■ **YOUR ASSIGNMENT**
Copy each line of the records that holds the string "screenshot".

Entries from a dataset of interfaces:
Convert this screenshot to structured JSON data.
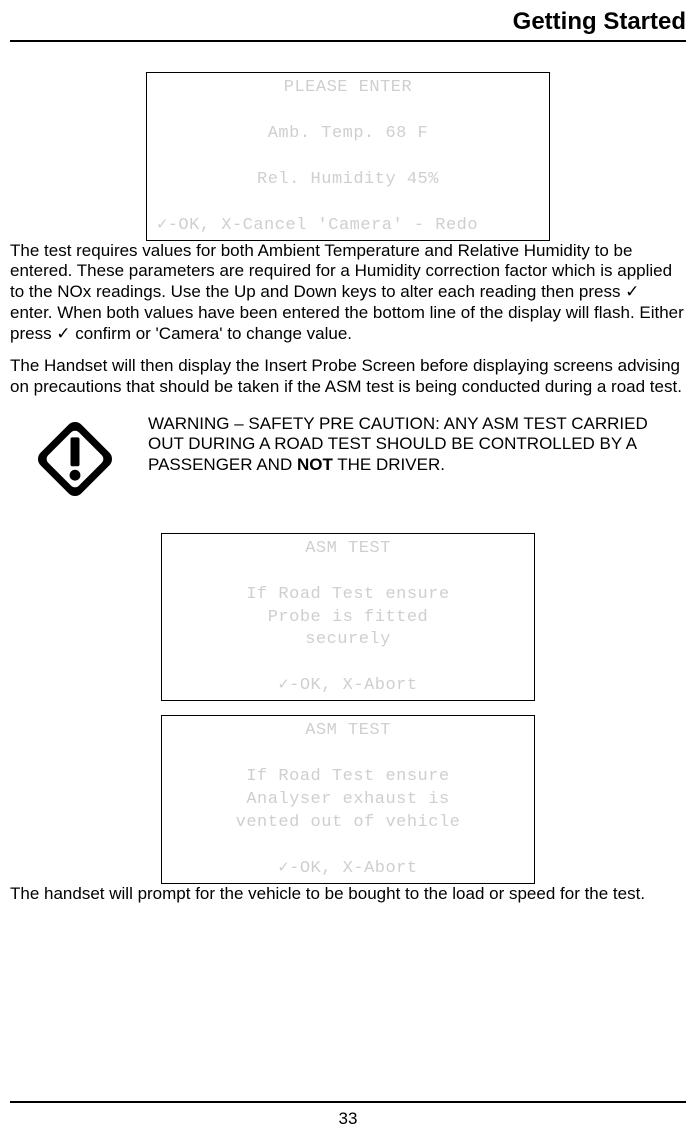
{
  "header": {
    "title": "Getting Started"
  },
  "page_number": "33",
  "lcd1": {
    "l1": "PLEASE ENTER",
    "l2": "Amb. Temp.   68 F",
    "l3": "Rel. Humidity 45%",
    "foot": "✓-OK, X-Cancel 'Camera' - Redo"
  },
  "para1": "The test requires values for both Ambient Temperature and Relative Humidity to be entered. These parameters are required for a Humidity correction factor which is applied to the NOx readings. Use the Up and Down keys to alter each reading then press ✓ enter. When both values have been entered the bottom line of the display will flash. Either press ✓  confirm or 'Camera' to change value.",
  "para2": "The Handset will then display the Insert Probe Screen before displaying screens advising on precautions that should be taken if the ASM test is being conducted during a road test.",
  "warning": {
    "pre": "WARNING – SAFETY PRE CAUTION: ANY ASM TEST CARRIED OUT DURING A ROAD TEST SHOULD BE CONTROLLED BY A PASSENGER AND ",
    "not": "NOT",
    "post": " THE DRIVER."
  },
  "lcd2": {
    "l1": "ASM TEST",
    "l2": "If Road Test ensure",
    "l3": "Probe is fitted",
    "l4": "securely",
    "foot": "✓-OK,    X-Abort"
  },
  "lcd3": {
    "l1": "ASM TEST",
    "l2": "If Road Test ensure",
    "l3": "Analyser exhaust is",
    "l4": "vented out of vehicle",
    "foot": "✓-OK,    X-Abort"
  },
  "para3": "The handset will prompt for the vehicle to be bought to the load or speed for the test."
}
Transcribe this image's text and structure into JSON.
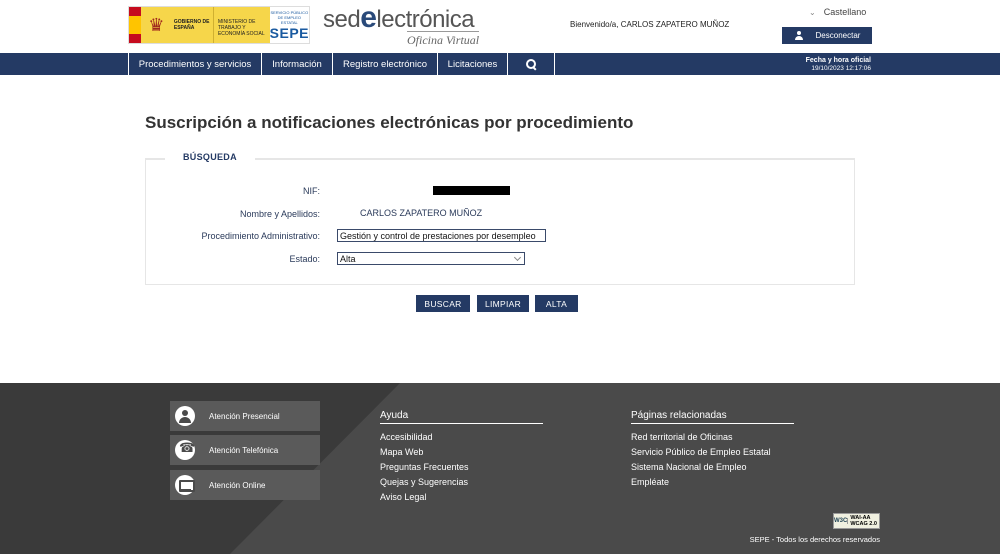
{
  "header": {
    "gov_logo": {
      "line1": "GOBIERNO DE ESPAÑA",
      "line2": "MINISTERIO DE TRABAJO Y ECONOMÍA SOCIAL",
      "sepe_small": "SERVICIO PÚBLICO DE EMPLEO ESTATAL",
      "sepe_big": "SEPE"
    },
    "sede": {
      "prefix": "sed",
      "e": "e",
      "suffix": "lectrónica",
      "sub": "Oficina Virtual"
    },
    "welcome": "Bienvenido/a, CARLOS ZAPATERO MUÑOZ",
    "language": "Castellano",
    "disconnect_label": "Desconectar"
  },
  "nav": {
    "items": [
      {
        "label": "Procedimientos y servicios"
      },
      {
        "label": "Información"
      },
      {
        "label": "Registro electrónico"
      },
      {
        "label": "Licitaciones"
      }
    ],
    "datetime_label": "Fecha y hora oficial",
    "datetime_value": "19/10/2023 12:17:06"
  },
  "main": {
    "title": "Suscripción a notificaciones electrónicas por procedimiento",
    "section_label": "BÚSQUEDA",
    "fields": {
      "nif_label": "NIF:",
      "name_label": "Nombre y Apellidos:",
      "name_value": "CARLOS ZAPATERO MUÑOZ",
      "procedure_label": "Procedimiento Administrativo:",
      "procedure_value": "Gestión y control de prestaciones por desempleo",
      "state_label": "Estado:",
      "state_value": "Alta"
    },
    "buttons": {
      "search": "BUSCAR",
      "clear": "LIMPIAR",
      "add": "ALTA"
    }
  },
  "footer": {
    "contacts": [
      {
        "label": "Atención Presencial"
      },
      {
        "label": "Atención Telefónica"
      },
      {
        "label": "Atención Online"
      }
    ],
    "help": {
      "title": "Ayuda",
      "links": [
        "Accesibilidad",
        "Mapa Web",
        "Preguntas Frecuentes",
        "Quejas y Sugerencias",
        "Aviso Legal"
      ]
    },
    "related": {
      "title": "Páginas relacionadas",
      "links": [
        "Red territorial de Oficinas",
        "Servicio Público de Empleo Estatal",
        "Sistema Nacional de Empleo",
        "Empléate"
      ]
    },
    "wcag_w3c": "W3C",
    "wcag_text": "WAI-AA WCAG 2.0",
    "rights": "SEPE - Todos los derechos reservados"
  },
  "colors": {
    "primary": "#243a64",
    "footer_bg": "#4a4a4a"
  }
}
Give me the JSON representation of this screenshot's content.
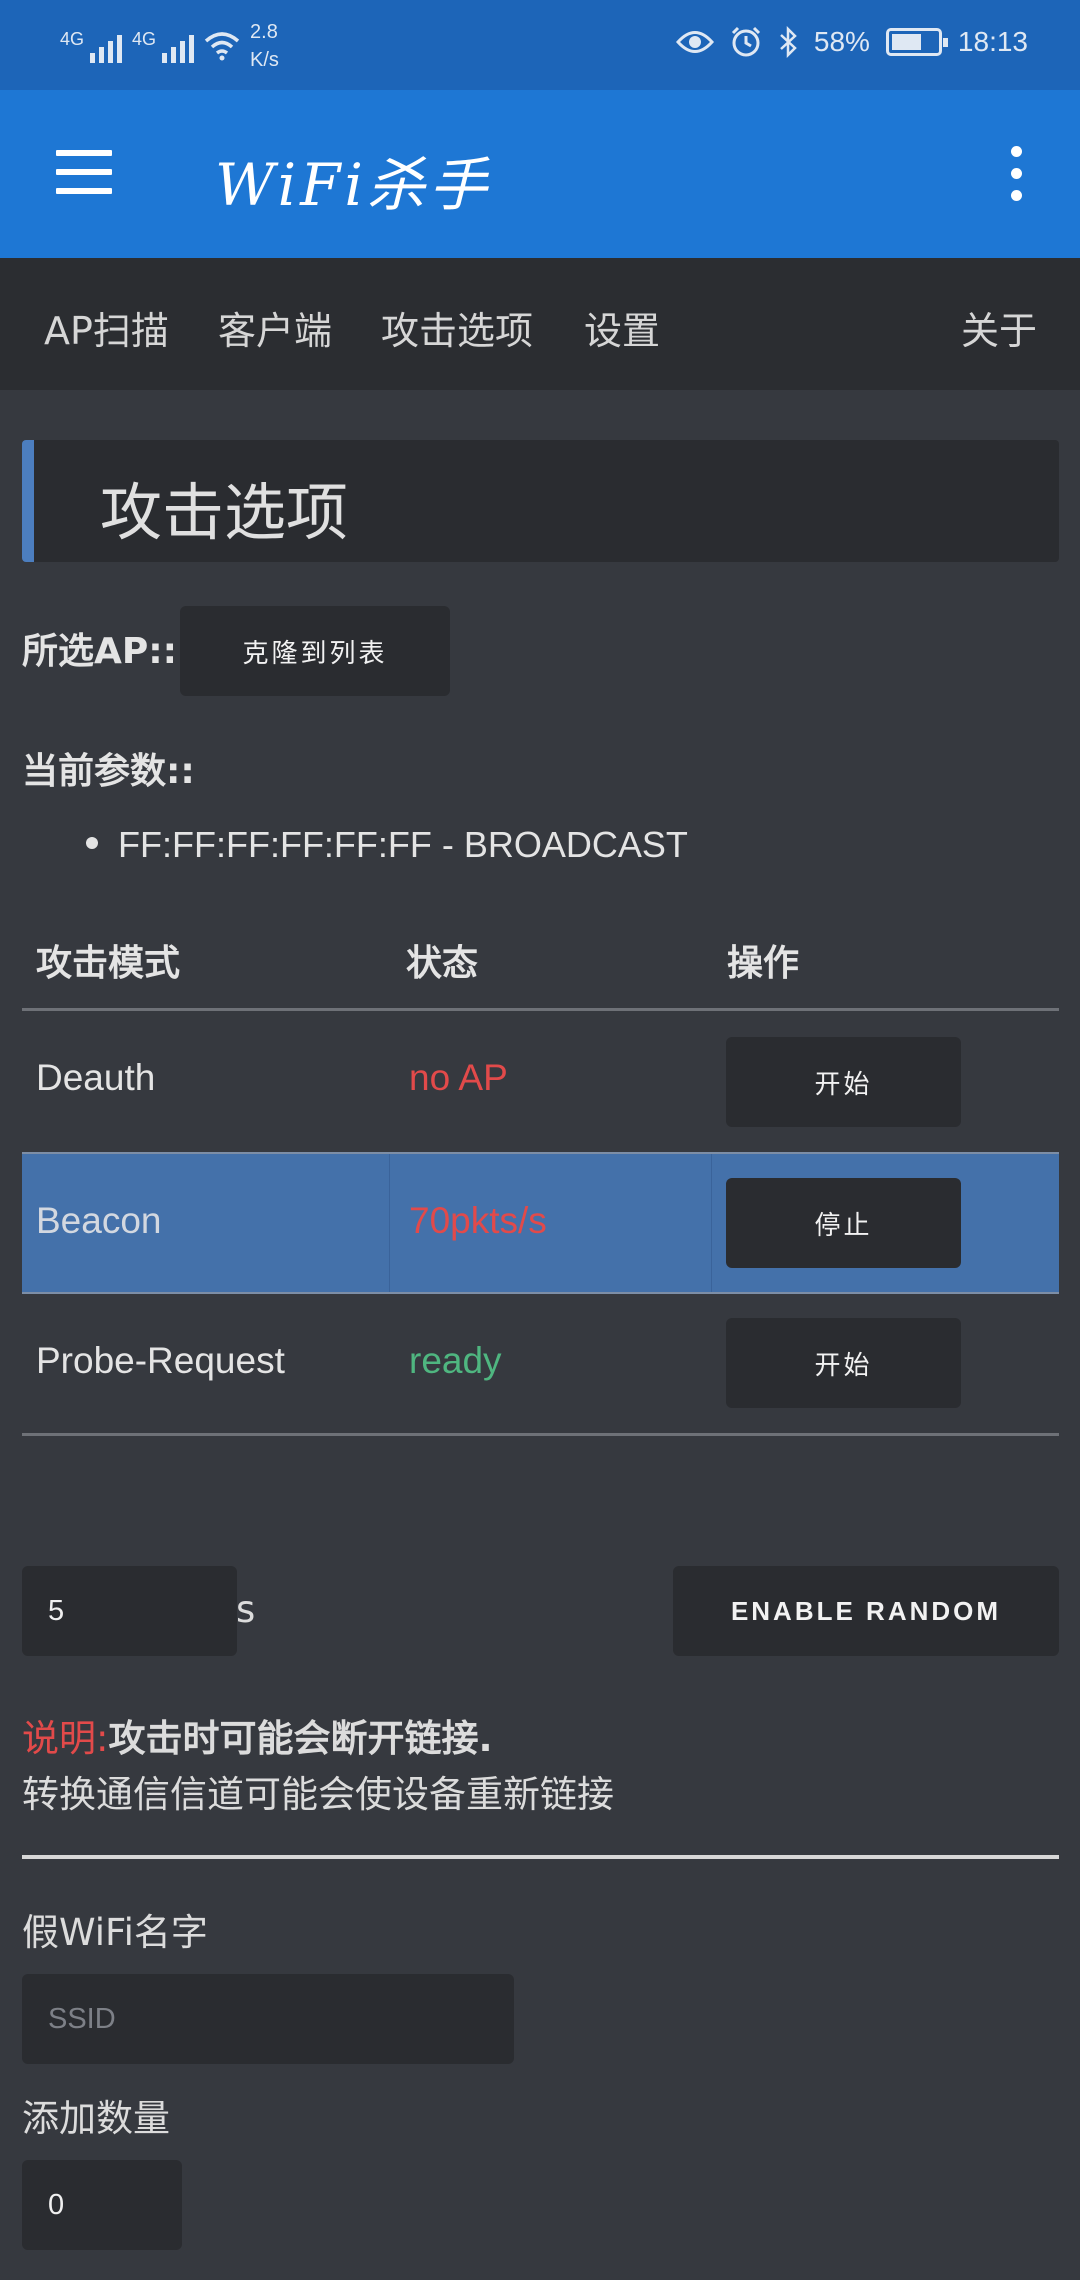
{
  "status_bar": {
    "signal1": "4G",
    "signal2": "4G",
    "net_speed_value": "2.8",
    "net_speed_unit": "K/s",
    "battery_percent": "58%",
    "battery_level": 0.58,
    "time": "18:13",
    "icons": [
      "eye-comfort-icon",
      "alarm-icon",
      "bluetooth-icon",
      "battery-icon"
    ]
  },
  "app_bar": {
    "title": "WiFi杀手",
    "menu_icon": "hamburger-icon",
    "overflow_icon": "kebab-menu-icon"
  },
  "tabs": [
    "AP扫描",
    "客户端",
    "攻击选项",
    "设置",
    "关于"
  ],
  "section_title": "攻击选项",
  "selected_ap": {
    "label": "所选AP::",
    "clone_button": "克隆到列表"
  },
  "current_params": {
    "label": "当前参数::",
    "items": [
      "FF:FF:FF:FF:FF:FF - BROADCAST"
    ]
  },
  "attack_table": {
    "headers": [
      "攻击模式",
      "状态",
      "操作"
    ],
    "rows": [
      {
        "mode": "Deauth",
        "status": "no AP",
        "status_color": "#e24a4a",
        "action": "开始",
        "selected": false
      },
      {
        "mode": "Beacon",
        "status": "70pkts/s",
        "status_color": "#e24a4a",
        "action": "停止",
        "selected": true
      },
      {
        "mode": "Probe-Request",
        "status": "ready",
        "status_color": "#4fb680",
        "action": "开始",
        "selected": false
      }
    ]
  },
  "interval": {
    "value": "5",
    "unit": "s",
    "random_button": "ENABLE RANDOM"
  },
  "note": {
    "prefix": "说明:",
    "bold": "攻击时可能会断开链接.",
    "line2": "转换通信信道可能会使设备重新链接"
  },
  "fake_wifi": {
    "label": "假WiFi名字",
    "ssid_placeholder": "SSID",
    "count_label": "添加数量",
    "count_value": "0"
  },
  "colors": {
    "status_bar": "#1d65b8",
    "app_bar": "#1e77d4",
    "tabs_bg": "#2b2d31",
    "page_bg": "#36393f",
    "accent": "#4c7ebf",
    "selected_row": "#4471aa"
  }
}
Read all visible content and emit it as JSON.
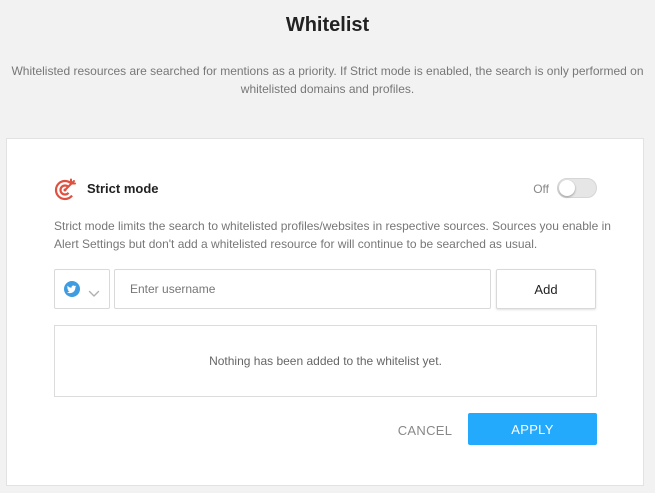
{
  "page": {
    "title": "Whitelist",
    "subtitle": "Whitelisted resources are searched for mentions as a priority. If Strict mode is enabled, the search is only performed on whitelisted domains and profiles."
  },
  "strict_mode": {
    "label": "Strict mode",
    "icon": "target-icon",
    "toggle_state": "Off",
    "enabled": false,
    "description": "Strict mode limits the search to whitelisted profiles/websites in respective sources. Sources you enable in Alert Settings but don't add a whitelisted resource for will continue to be searched as usual."
  },
  "form": {
    "source_icon": "twitter-icon",
    "username_value": "",
    "username_placeholder": "Enter username",
    "add_label": "Add"
  },
  "whitelist": {
    "empty_message": "Nothing has been added to the whitelist yet."
  },
  "actions": {
    "cancel_label": "CANCEL",
    "apply_label": "APPLY"
  },
  "colors": {
    "accent": "#24aafc",
    "strict_icon": "#e0503f",
    "twitter": "#3f9ce0",
    "background": "#f2f2f2"
  }
}
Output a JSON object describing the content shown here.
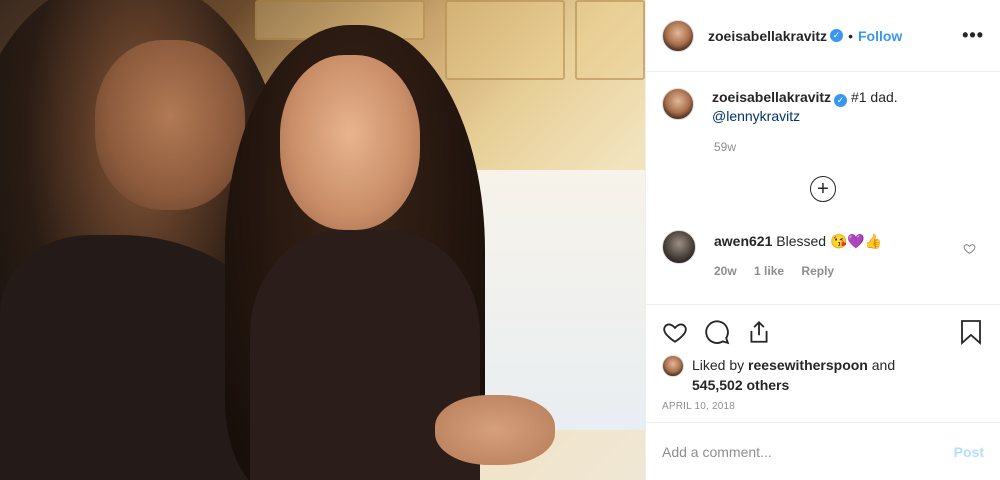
{
  "post": {
    "username": "zoeisabellakravitz",
    "verified_mark": "✓",
    "separator": "•",
    "follow_label": "Follow",
    "more_label": "•••",
    "caption": {
      "username": "zoeisabellakravitz",
      "text": "#1 dad.",
      "mention": "@lennykravitz",
      "time": "59w"
    },
    "load_more_label": "+",
    "comment": {
      "username": "awen621",
      "text": "Blessed",
      "emoji": "😘💜👍",
      "time": "20w",
      "likes": "1 like",
      "reply": "Reply"
    },
    "likes": {
      "prefix": "Liked by",
      "user": "reesewitherspoon",
      "middle": "and",
      "count": "545,502 others"
    },
    "date": "APRIL 10, 2018",
    "add_comment_placeholder": "Add a comment...",
    "post_label": "Post",
    "icons": {
      "like": "heart-icon",
      "comment": "comment-icon",
      "share": "share-icon",
      "save": "bookmark-icon",
      "comment_like": "heart-icon",
      "load_more": "plus-circle-icon"
    },
    "colors": {
      "accent": "#3897f0",
      "post_disabled": "#b2dffc",
      "muted": "#8e8e8e"
    }
  }
}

■ **PROBLEM SOLUTION**
Convert this screenshot to structured JSON data.
Give me the JSON representation of this screenshot's content.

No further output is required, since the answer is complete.